Given a linear function such as
$y = 1.62*x - 0.49$
If $x = .5$ then $y = .32$
If we then increase $x$ by $10$% ($x=.55$), then $y=.401$, which results in $y$ increasing by $\approx .25$%
If $x = .6$ then $y = .482$
If we then increase $x$ by $10$% ($x=.66$), then $y=.579$, which results in $y$ increasing by $\approx .20$%
I am looking to explain how an improvement in x results in an improvement in y. Clearly, the relationship is not linear. I do not remember enough calc to model this relationship, if that is possible. I am looking for a mathematical way to say "as you improve x, you will see an improvement in y; however, if x is already high then an improvement in y is less impactful. Therefore, increasing x has the affect of improving y, but the return on investment is greater if x is initially very low." or "if x is bad and you improve it you can expect this return in y, but is diminishes as the starting x is higher"

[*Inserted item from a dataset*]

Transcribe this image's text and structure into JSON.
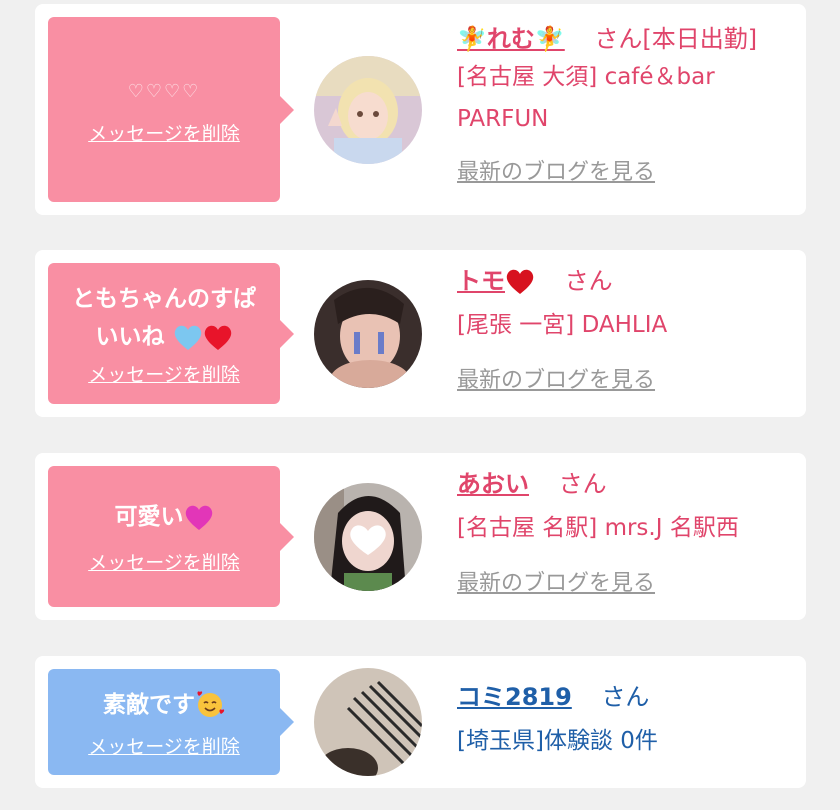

I will also allow that my original premise is faulty. Thanks!